Home Visits Help Curb Abuse Iowa Program Aims to Help At-Risk Mothers and Fathers Be Better Parents
Ann Scott Tyson, writer of The Christian Science Monitor, The Christian Science Monitor
Mary Hernandez peers anxiously about as her car pulls up in front of Juanika Hickman's duplex in the crime-ridden east end of Davenport, Iowa.
The week before, Ms. Hernandez arrived to find the street clogged with police cars. Juanika's mom, a crack addict, had been stabbed during a fight on the sidewalk, trying to protect Juanika.
Throughout the ruckus, Juanika's six-month-old baby, Travon, was left alone inside the house. "What happens next time there's a confrontation?" Hernandez asks before stepping out of her car to greet Juanika. "I don't want the baby in danger."
Hernandez is now one of a handful of people working to keep Juanika's roly-poly baby, nicknamed "fat man," safe. As a home visitor, she is part of a pioneer program in Iowa that is gaining attention nationwide as an effective means of preventing child abuse.
In 1995 alone, more than 3.1 million children were reported abused and neglected, according to the Chicago-based National Committee to Prevent Child Abuse.
Many experts believe home visitation offers a common-sense and compelling solution: Send trained adults on regular visits to support at-risk mothers and fathers in coping with the difficulties of parenthood and a range of life crises, and thus help keep parents from mistreating their children. If the visitors see signs of abuse, they must notify child welfare officials.

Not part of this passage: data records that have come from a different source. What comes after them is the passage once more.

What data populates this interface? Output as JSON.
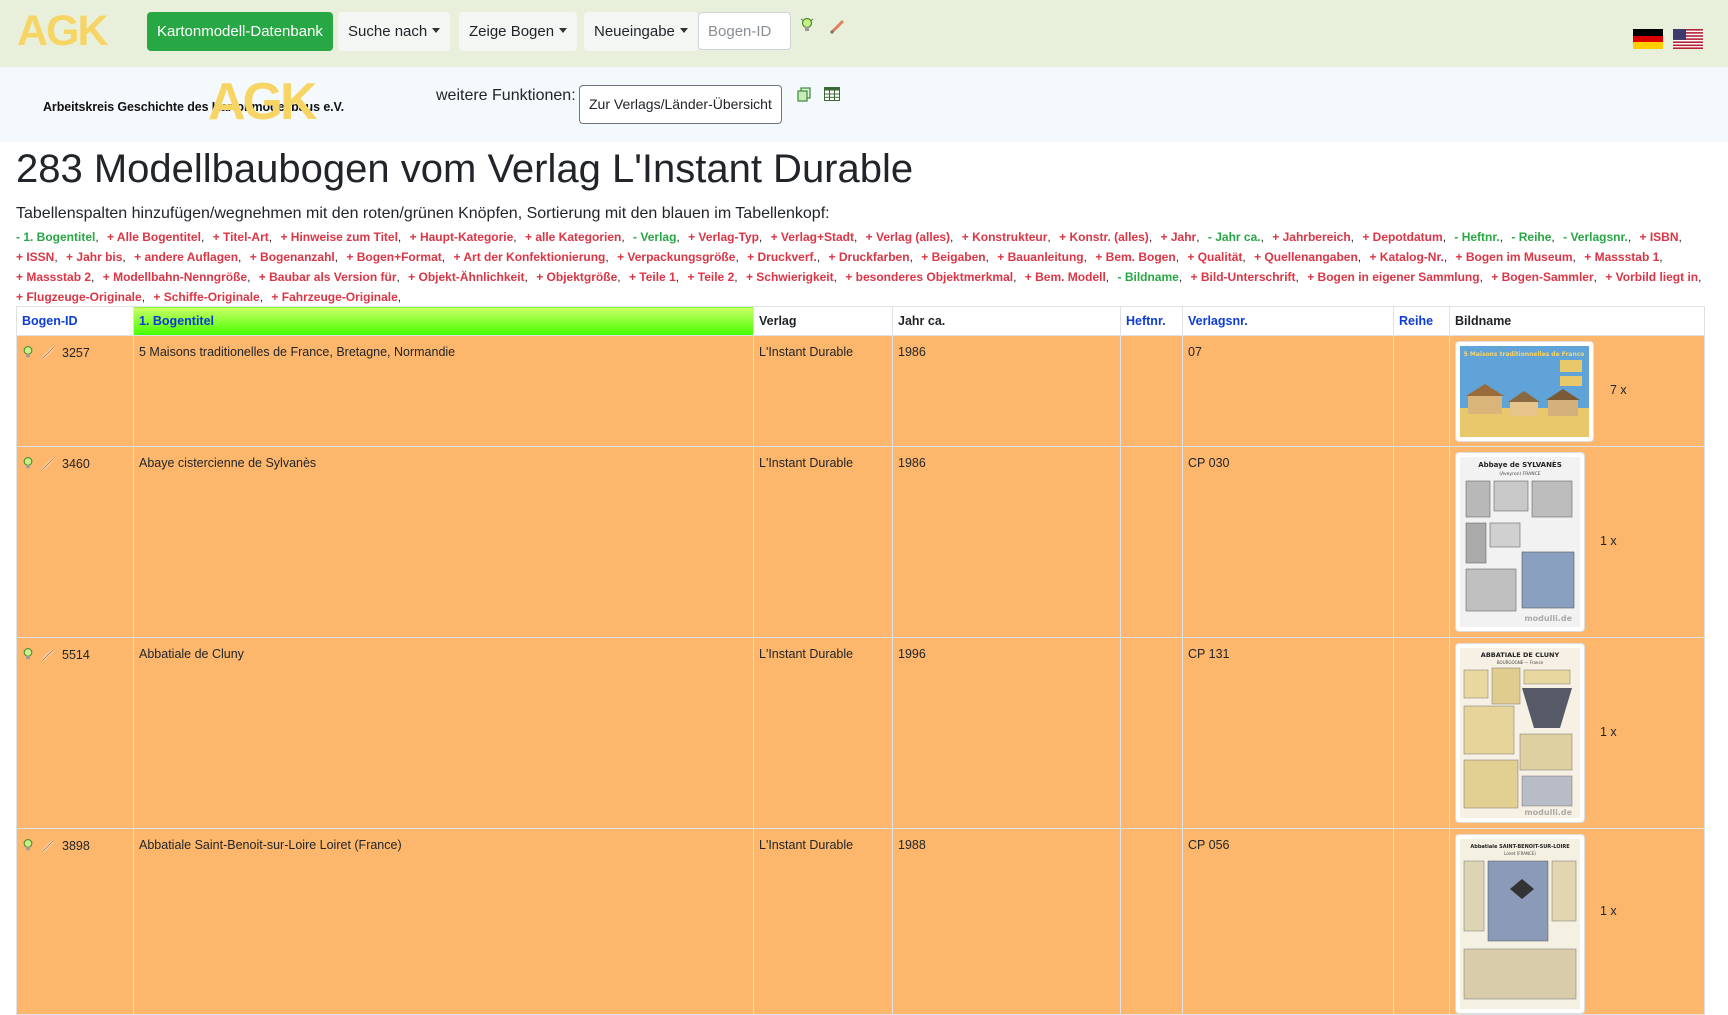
{
  "navbar": {
    "logo": "AGK",
    "db_button": "Kartonmodell-Datenbank",
    "search_menu": "Suche nach",
    "show_menu": "Zeige Bogen",
    "new_menu": "Neueingabe",
    "id_input_placeholder": "Bogen-ID",
    "flags": [
      "german-flag",
      "us-flag"
    ]
  },
  "subheader": {
    "logo_text": "Arbeitskreis Geschichte des Kartonmodellbaus e.V.",
    "logo_agk": "AGK",
    "further_label": "weitere Funktionen:",
    "further_button": "Zur Verlags/Länder-Übersicht"
  },
  "page": {
    "title": "283 Modellbaubogen vom Verlag L'Instant Durable",
    "instructions": "Tabellenspalten hinzufügen/wegnehmen mit den roten/grünen Knöpfen, Sortierung mit den blauen im Tabellenkopf:"
  },
  "column_toggles": [
    {
      "label": "- 1. Bogentitel",
      "state": "on"
    },
    {
      "label": "+ Alle Bogentitel",
      "state": "off"
    },
    {
      "label": "+ Titel-Art",
      "state": "off"
    },
    {
      "label": "+ Hinweise zum Titel",
      "state": "off"
    },
    {
      "label": "+ Haupt-Kategorie",
      "state": "off"
    },
    {
      "label": "+ alle Kategorien",
      "state": "off"
    },
    {
      "label": "- Verlag",
      "state": "on"
    },
    {
      "label": "+ Verlag-Typ",
      "state": "off"
    },
    {
      "label": "+ Verlag+Stadt",
      "state": "off"
    },
    {
      "label": "+ Verlag (alles)",
      "state": "off"
    },
    {
      "label": "+ Konstrukteur",
      "state": "off"
    },
    {
      "label": "+ Konstr. (alles)",
      "state": "off"
    },
    {
      "label": "+ Jahr",
      "state": "off"
    },
    {
      "label": "- Jahr ca.",
      "state": "on"
    },
    {
      "label": "+ Jahrbereich",
      "state": "off"
    },
    {
      "label": "+ Depotdatum",
      "state": "off"
    },
    {
      "label": "- Heftnr.",
      "state": "on"
    },
    {
      "label": "- Reihe",
      "state": "on"
    },
    {
      "label": "- Verlagsnr.",
      "state": "on"
    },
    {
      "label": "+ ISBN",
      "state": "off"
    },
    {
      "label": "+ ISSN",
      "state": "off"
    },
    {
      "label": "+ Jahr bis",
      "state": "off"
    },
    {
      "label": "+ andere Auflagen",
      "state": "off"
    },
    {
      "label": "+ Bogenanzahl",
      "state": "off"
    },
    {
      "label": "+ Bogen+Format",
      "state": "off"
    },
    {
      "label": "+ Art der Konfektionierung",
      "state": "off"
    },
    {
      "label": "+ Verpackungsgröße",
      "state": "off"
    },
    {
      "label": "+ Druckverf.",
      "state": "off"
    },
    {
      "label": "+ Druckfarben",
      "state": "off"
    },
    {
      "label": "+ Beigaben",
      "state": "off"
    },
    {
      "label": "+ Bauanleitung",
      "state": "off"
    },
    {
      "label": "+ Bem. Bogen",
      "state": "off"
    },
    {
      "label": "+ Qualität",
      "state": "off"
    },
    {
      "label": "+ Quellenangaben",
      "state": "off"
    },
    {
      "label": "+ Katalog-Nr.",
      "state": "off"
    },
    {
      "label": "+ Bogen im Museum",
      "state": "off"
    },
    {
      "label": "+ Massstab 1",
      "state": "off"
    },
    {
      "label": "+ Massstab 2",
      "state": "off"
    },
    {
      "label": "+ Modellbahn-Nenngröße",
      "state": "off"
    },
    {
      "label": "+ Baubar als Version für",
      "state": "off"
    },
    {
      "label": "+ Objekt-Ähnlichkeit",
      "state": "off"
    },
    {
      "label": "+ Objektgröße",
      "state": "off"
    },
    {
      "label": "+ Teile 1",
      "state": "off"
    },
    {
      "label": "+ Teile 2",
      "state": "off"
    },
    {
      "label": "+ Schwierigkeit",
      "state": "off"
    },
    {
      "label": "+ besonderes Objektmerkmal",
      "state": "off"
    },
    {
      "label": "+ Bem. Modell",
      "state": "off"
    },
    {
      "label": "- Bildname",
      "state": "on"
    },
    {
      "label": "+ Bild-Unterschrift",
      "state": "off"
    },
    {
      "label": "+ Bogen in eigener Sammlung",
      "state": "off"
    },
    {
      "label": "+ Bogen-Sammler",
      "state": "off"
    },
    {
      "label": "+ Vorbild liegt in",
      "state": "off"
    },
    {
      "label": "+ Flugzeuge-Originale",
      "state": "off"
    },
    {
      "label": "+ Schiffe-Originale",
      "state": "off"
    },
    {
      "label": "+ Fahrzeuge-Originale",
      "state": "off"
    }
  ],
  "table": {
    "headers": [
      "Bogen-ID",
      "1. Bogentitel",
      "Verlag",
      "Jahr ca.",
      "Heftnr.",
      "Verlagsnr.",
      "Reihe",
      "Bildname"
    ],
    "rows": [
      {
        "id": "3257",
        "title": "5 Maisons traditionelles de France, Bretagne, Normandie",
        "publisher": "L'Instant Durable",
        "year": "1986",
        "issue": "",
        "pubno": "07",
        "series": "",
        "count": "7 x",
        "thumb_caption": "5 Maisons traditionnelles de France"
      },
      {
        "id": "3460",
        "title": "Abaye cistercienne de Sylvanès",
        "publisher": "L'Instant Durable",
        "year": "1986",
        "issue": "",
        "pubno": "CP 030",
        "series": "",
        "count": "1 x",
        "thumb_caption": "Abbaye de SYLVANÈS",
        "thumb_sub": "(Aveyron) FRANCE",
        "watermark": "modulli.de"
      },
      {
        "id": "5514",
        "title": "Abbatiale de Cluny",
        "publisher": "L'Instant Durable",
        "year": "1996",
        "issue": "",
        "pubno": "CP 131",
        "series": "",
        "count": "1 x",
        "thumb_caption": "ABBATIALE DE CLUNY",
        "thumb_sub": "BOURGOGNE — France",
        "watermark": "modulli.de"
      },
      {
        "id": "3898",
        "title": "Abbatiale Saint-Benoit-sur-Loire Loiret (France)",
        "publisher": "L'Instant Durable",
        "year": "1988",
        "issue": "",
        "pubno": "CP 056",
        "series": "",
        "count": "1 x",
        "thumb_caption": "Abbatiale SAINT-BENOIT-SUR-LOIRE",
        "thumb_sub": "Loiret (FRANCE)"
      }
    ]
  }
}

One of the most effective and far-reaching home-visitation initiatives is the Healthy Families America program, started in 1992 by the NCPCA. The widespread anecdotal evidence of its success has led a growing number of US communities to experiment with the approach. In the past two years, the number of states participating in the program has grown from 19 to 30, while program sites across the country have mushroomed from 31 to 186.

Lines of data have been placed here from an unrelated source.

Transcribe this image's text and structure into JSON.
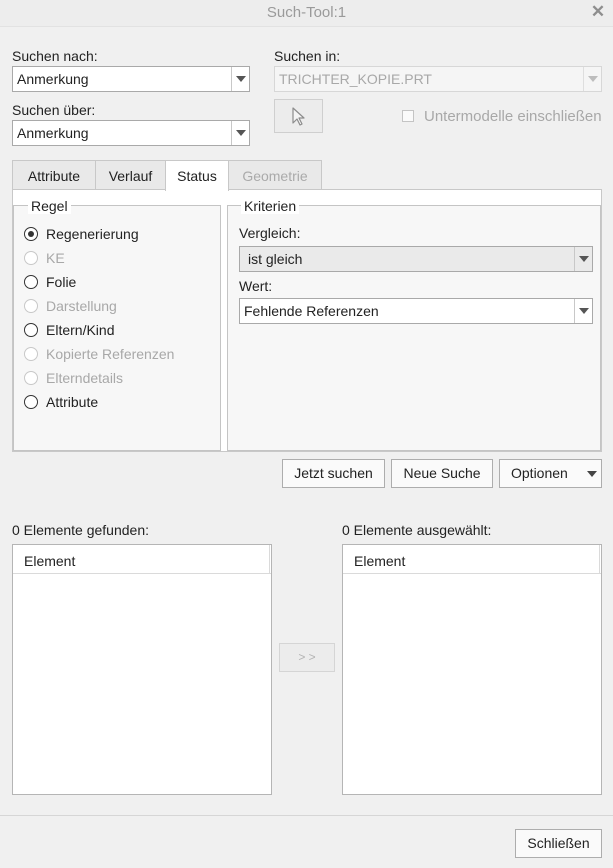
{
  "window": {
    "title": "Such-Tool:1",
    "close_glyph": "✕"
  },
  "search_for": {
    "label": "Suchen nach:",
    "value": "Anmerkung"
  },
  "search_via": {
    "label": "Suchen über:",
    "value": "Anmerkung"
  },
  "search_in": {
    "label": "Suchen in:",
    "value": "TRICHTER_KOPIE.PRT"
  },
  "include_submodels": {
    "label": "Untermodelle einschließen",
    "checked": false
  },
  "tabs": [
    {
      "label": "Attribute",
      "state": "normal"
    },
    {
      "label": "Verlauf",
      "state": "normal"
    },
    {
      "label": "Status",
      "state": "active"
    },
    {
      "label": "Geometrie",
      "state": "disabled"
    }
  ],
  "rule": {
    "legend": "Regel",
    "options": [
      {
        "label": "Regenerierung",
        "checked": true,
        "enabled": true
      },
      {
        "label": "KE",
        "checked": false,
        "enabled": false
      },
      {
        "label": "Folie",
        "checked": false,
        "enabled": true
      },
      {
        "label": "Darstellung",
        "checked": false,
        "enabled": false
      },
      {
        "label": "Eltern/Kind",
        "checked": false,
        "enabled": true
      },
      {
        "label": "Kopierte Referenzen",
        "checked": false,
        "enabled": false
      },
      {
        "label": "Elterndetails",
        "checked": false,
        "enabled": false
      },
      {
        "label": "Attribute",
        "checked": false,
        "enabled": true
      }
    ]
  },
  "criteria": {
    "legend": "Kriterien",
    "compare_label": "Vergleich:",
    "compare_value": "ist gleich",
    "value_label": "Wert:",
    "value_value": "Fehlende Referenzen"
  },
  "actions": {
    "search_now": "Jetzt suchen",
    "new_search": "Neue Suche",
    "options": "Optionen"
  },
  "results": {
    "found_label": "0 Elemente gefunden:",
    "found_column": "Element",
    "selected_label": "0 Elemente ausgewählt:",
    "selected_column": "Element",
    "transfer_label": "> >"
  },
  "footer": {
    "close": "Schließen"
  },
  "icons": {
    "pick": "cursor-arrow-icon",
    "dropdown": "chevron-down-icon"
  }
}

Home visitation has been endorsed as the most critical element in a comprehensive approach to prevention by the US Advisory Board on Child Abuse and Neglect.
But experts caution that the quality of home-visitation programs is not uniform. "There is tremendous variation," says David Olds, a University of Colorado professor who has studied the programs.
The best results tend to be achieved by programs that use highly trained professionals such as nurses, provide frequent visits starting before birth to promote healthy pregnancies, and help parents not only with child-rearing but also schooling, housing, and economic self-sufficiency, says Prof. …